[Start of section]

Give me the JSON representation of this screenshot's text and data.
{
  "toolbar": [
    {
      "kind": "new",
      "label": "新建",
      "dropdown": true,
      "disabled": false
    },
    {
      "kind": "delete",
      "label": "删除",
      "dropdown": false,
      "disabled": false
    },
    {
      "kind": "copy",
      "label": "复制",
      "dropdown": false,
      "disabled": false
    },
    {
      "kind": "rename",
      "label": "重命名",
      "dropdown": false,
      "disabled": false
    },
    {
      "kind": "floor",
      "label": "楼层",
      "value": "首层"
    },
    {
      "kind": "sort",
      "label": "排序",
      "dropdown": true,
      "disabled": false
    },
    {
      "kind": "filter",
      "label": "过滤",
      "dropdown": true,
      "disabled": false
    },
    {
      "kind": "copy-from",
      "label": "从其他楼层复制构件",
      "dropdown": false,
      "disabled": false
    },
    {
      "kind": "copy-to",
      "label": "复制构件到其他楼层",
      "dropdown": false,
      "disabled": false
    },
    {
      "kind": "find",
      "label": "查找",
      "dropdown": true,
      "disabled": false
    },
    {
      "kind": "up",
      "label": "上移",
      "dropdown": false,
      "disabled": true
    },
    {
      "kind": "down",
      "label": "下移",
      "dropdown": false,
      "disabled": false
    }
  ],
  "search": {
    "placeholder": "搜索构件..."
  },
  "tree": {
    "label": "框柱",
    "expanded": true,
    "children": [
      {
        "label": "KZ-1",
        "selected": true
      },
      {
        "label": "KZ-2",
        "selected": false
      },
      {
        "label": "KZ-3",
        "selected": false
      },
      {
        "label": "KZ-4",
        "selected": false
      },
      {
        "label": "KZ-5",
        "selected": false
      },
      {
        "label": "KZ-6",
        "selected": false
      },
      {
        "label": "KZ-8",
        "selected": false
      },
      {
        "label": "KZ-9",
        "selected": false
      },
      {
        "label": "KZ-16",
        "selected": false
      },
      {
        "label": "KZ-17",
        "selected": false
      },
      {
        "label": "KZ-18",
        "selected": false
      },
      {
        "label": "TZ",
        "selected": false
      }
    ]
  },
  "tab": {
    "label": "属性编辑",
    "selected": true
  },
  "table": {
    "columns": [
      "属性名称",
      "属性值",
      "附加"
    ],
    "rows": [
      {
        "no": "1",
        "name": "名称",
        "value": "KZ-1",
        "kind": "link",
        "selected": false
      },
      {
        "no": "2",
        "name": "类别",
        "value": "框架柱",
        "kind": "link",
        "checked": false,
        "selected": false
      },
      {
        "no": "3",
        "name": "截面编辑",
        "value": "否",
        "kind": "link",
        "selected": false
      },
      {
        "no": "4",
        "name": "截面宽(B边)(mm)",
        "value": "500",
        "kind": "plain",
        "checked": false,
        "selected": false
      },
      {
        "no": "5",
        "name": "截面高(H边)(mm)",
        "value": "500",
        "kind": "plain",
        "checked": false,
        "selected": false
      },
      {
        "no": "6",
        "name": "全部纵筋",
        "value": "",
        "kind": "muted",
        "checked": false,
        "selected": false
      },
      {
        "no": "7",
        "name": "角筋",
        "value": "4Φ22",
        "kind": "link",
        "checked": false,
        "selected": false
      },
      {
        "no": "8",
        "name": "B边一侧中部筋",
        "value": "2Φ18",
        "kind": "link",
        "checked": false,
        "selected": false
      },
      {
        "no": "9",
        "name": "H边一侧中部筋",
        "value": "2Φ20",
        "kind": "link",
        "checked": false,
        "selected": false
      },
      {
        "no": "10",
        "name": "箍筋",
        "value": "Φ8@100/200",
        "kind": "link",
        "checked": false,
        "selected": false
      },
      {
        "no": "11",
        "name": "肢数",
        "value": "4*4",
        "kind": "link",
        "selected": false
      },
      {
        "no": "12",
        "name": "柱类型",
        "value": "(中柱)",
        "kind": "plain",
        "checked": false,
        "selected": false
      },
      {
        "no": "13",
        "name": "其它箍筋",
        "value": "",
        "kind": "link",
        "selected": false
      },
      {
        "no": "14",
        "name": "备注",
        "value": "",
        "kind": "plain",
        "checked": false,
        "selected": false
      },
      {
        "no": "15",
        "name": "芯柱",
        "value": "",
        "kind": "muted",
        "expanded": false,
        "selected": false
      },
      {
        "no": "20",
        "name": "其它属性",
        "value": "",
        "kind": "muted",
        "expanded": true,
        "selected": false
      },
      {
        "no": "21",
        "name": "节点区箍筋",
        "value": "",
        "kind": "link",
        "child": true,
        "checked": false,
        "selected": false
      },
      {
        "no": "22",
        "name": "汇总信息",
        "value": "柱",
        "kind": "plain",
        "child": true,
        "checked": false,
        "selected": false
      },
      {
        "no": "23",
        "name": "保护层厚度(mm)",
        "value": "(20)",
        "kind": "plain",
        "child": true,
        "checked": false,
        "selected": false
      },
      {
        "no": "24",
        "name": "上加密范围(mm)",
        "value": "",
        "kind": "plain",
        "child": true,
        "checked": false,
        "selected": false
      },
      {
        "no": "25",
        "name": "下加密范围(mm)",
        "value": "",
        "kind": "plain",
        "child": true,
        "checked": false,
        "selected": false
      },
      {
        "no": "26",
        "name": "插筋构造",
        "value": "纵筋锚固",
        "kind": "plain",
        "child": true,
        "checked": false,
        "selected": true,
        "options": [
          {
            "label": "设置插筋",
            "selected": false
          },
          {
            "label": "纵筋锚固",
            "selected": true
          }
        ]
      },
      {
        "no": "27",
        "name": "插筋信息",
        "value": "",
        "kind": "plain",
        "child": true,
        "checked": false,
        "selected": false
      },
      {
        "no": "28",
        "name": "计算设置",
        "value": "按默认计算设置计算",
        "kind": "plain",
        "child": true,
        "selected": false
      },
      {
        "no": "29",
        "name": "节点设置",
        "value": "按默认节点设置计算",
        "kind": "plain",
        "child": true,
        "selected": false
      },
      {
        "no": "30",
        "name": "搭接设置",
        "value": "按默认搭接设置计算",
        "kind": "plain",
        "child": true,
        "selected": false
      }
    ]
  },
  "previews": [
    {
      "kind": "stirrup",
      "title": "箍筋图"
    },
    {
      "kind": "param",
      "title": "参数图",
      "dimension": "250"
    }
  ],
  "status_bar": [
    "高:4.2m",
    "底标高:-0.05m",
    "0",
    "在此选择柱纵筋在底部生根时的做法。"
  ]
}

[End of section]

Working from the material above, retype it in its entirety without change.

> [Result for this task]:
Give me the JSON representation of this screenshot's text and data.
{
  "toolbar": [
    {
      "kind": "new",
      "label": "新建",
      "dropdown": true,
      "disabled": false
    },
    {
      "kind": "delete",
      "label": "删除",
      "dropdown": false,
      "disabled": false
    },
    {
      "kind": "copy",
      "label": "复制",
      "dropdown": false,
      "disabled": false
    },
    {
      "kind": "rename",
      "label": "重命名",
      "dropdown": false,
      "disabled": false
    },
    {
      "kind": "floor",
      "label": "楼层",
      "value": "首层"
    },
    {
      "kind": "sort",
      "label": "排序",
      "dropdown": true,
      "disabled": false
    },
    {
      "kind": "filter",
      "label": "过滤",
      "dropdown": true,
      "disabled": false
    },
    {
      "kind": "copy-from",
      "label": "从其他楼层复制构件",
      "dropdown": false,
      "disabled": false
    },
    {
      "kind": "copy-to",
      "label": "复制构件到其他楼层",
      "dropdown": false,
      "disabled": false
    },
    {
      "kind": "find",
      "label": "查找",
      "dropdown": true,
      "disabled": false
    },
    {
      "kind": "up",
      "label": "上移",
      "dropdown": false,
      "disabled": true
    },
    {
      "kind": "down",
      "label": "下移",
      "dropdown": false,
      "disabled": false
    }
  ],
  "search": {
    "placeholder": "搜索构件..."
  },
  "tree": {
    "label": "框柱",
    "expanded": true,
    "children": [
      {
        "label": "KZ-1",
        "selected": true
      },
      {
        "label": "KZ-2",
        "selected": false
      },
      {
        "label": "KZ-3",
        "selected": false
      },
      {
        "label": "KZ-4",
        "selected": false
      },
      {
        "label": "KZ-5",
        "selected": false
      },
      {
        "label": "KZ-6",
        "selected": false
      },
      {
        "label": "KZ-8",
        "selected": false
      },
      {
        "label": "KZ-9",
        "selected": false
      },
      {
        "label": "KZ-16",
        "selected": false
      },
      {
        "label": "KZ-17",
        "selected": false
      },
      {
        "label": "KZ-18",
        "selected": false
      },
      {
        "label": "TZ",
        "selected": false
      }
    ]
  },
  "tab": {
    "label": "属性编辑",
    "selected": true
  },
  "table": {
    "columns": [
      "属性名称",
      "属性值",
      "附加"
    ],
    "rows": [
      {
        "no": "1",
        "name": "名称",
        "value": "KZ-1",
        "kind": "link",
        "selected": false
      },
      {
        "no": "2",
        "name": "类别",
        "value": "框架柱",
        "kind": "link",
        "checked": false,
        "selected": false
      },
      {
        "no": "3",
        "name": "截面编辑",
        "value": "否",
        "kind": "link",
        "selected": false
      },
      {
        "no": "4",
        "name": "截面宽(B边)(mm)",
        "value": "500",
        "kind": "plain",
        "checked": false,
        "selected": false
      },
      {
        "no": "5",
        "name": "截面高(H边)(mm)",
        "value": "500",
        "kind": "plain",
        "checked": false,
        "selected": false
      },
      {
        "no": "6",
        "name": "全部纵筋",
        "value": "",
        "kind": "muted",
        "checked": false,
        "selected": false
      },
      {
        "no": "7",
        "name": "角筋",
        "value": "4Φ22",
        "kind": "link",
        "checked": false,
        "selected": false
      },
      {
        "no": "8",
        "name": "B边一侧中部筋",
        "value": "2Φ18",
        "kind": "link",
        "checked": false,
        "selected": false
      },
      {
        "no": "9",
        "name": "H边一侧中部筋",
        "value": "2Φ20",
        "kind": "link",
        "checked": false,
        "selected": false
      },
      {
        "no": "10",
        "name": "箍筋",
        "value": "Φ8@100/200",
        "kind": "link",
        "checked": false,
        "selected": false
      },
      {
        "no": "11",
        "name": "肢数",
        "value": "4*4",
        "kind": "link",
        "selected": false
      },
      {
        "no": "12",
        "name": "柱类型",
        "value": "(中柱)",
        "kind": "plain",
        "checked": false,
        "selected": false
      },
      {
        "no": "13",
        "name": "其它箍筋",
        "value": "",
        "kind": "link",
        "selected": false
      },
      {
        "no": "14",
        "name": "备注",
        "value": "",
        "kind": "plain",
        "checked": false,
        "selected": false
      },
      {
        "no": "15",
        "name": "芯柱",
        "value": "",
        "kind": "muted",
        "expanded": false,
        "selected": false
      },
      {
        "no": "20",
        "name": "其它属性",
        "value": "",
        "kind": "muted",
        "expanded": true,
        "selected": false
      },
      {
        "no": "21",
        "name": "节点区箍筋",
        "value": "",
        "kind": "link",
        "child": true,
        "checked": false,
        "selected": false
      },
      {
        "no": "22",
        "name": "汇总信息",
        "value": "柱",
        "kind": "plain",
        "child": true,
        "checked": false,
        "selected": false
      },
      {
        "no": "23",
        "name": "保护层厚度(mm)",
        "value": "(20)",
        "kind": "plain",
        "child": true,
        "checked": false,
        "selected": false
      },
      {
        "no": "24",
        "name": "上加密范围(mm)",
        "value": "",
        "kind": "plain",
        "child": true,
        "checked": false,
        "selected": false
      },
      {
        "no": "25",
        "name": "下加密范围(mm)",
        "value": "",
        "kind": "plain",
        "child": true,
        "checked": false,
        "selected": false
      },
      {
        "no": "26",
        "name": "插筋构造",
        "value": "纵筋锚固",
        "kind": "plain",
        "child": true,
        "checked": false,
        "selected": true,
        "options": [
          {
            "label": "设置插筋",
            "selected": false
          },
          {
            "label": "纵筋锚固",
            "selected": true
          }
        ]
      },
      {
        "no": "27",
        "name": "插筋信息",
        "value": "",
        "kind": "plain",
        "child": true,
        "checked": false,
        "selected": false
      },
      {
        "no": "28",
        "name": "计算设置",
        "value": "按默认计算设置计算",
        "kind": "plain",
        "child": true,
        "selected": false
      },
      {
        "no": "29",
        "name": "节点设置",
        "value": "按默认节点设置计算",
        "kind": "plain",
        "child": true,
        "selected": false
      },
      {
        "no": "30",
        "name": "搭接设置",
        "value": "按默认搭接设置计算",
        "kind": "plain",
        "child": true,
        "selected": false
      }
    ]
  },
  "previews": [
    {
      "kind": "stirrup",
      "title": "箍筋图"
    },
    {
      "kind": "param",
      "title": "参数图",
      "dimension": "250"
    }
  ],
  "status_bar": [
    "高:4.2m",
    "底标高:-0.05m",
    "0",
    "在此选择柱纵筋在底部生根时的做法。"
  ]
}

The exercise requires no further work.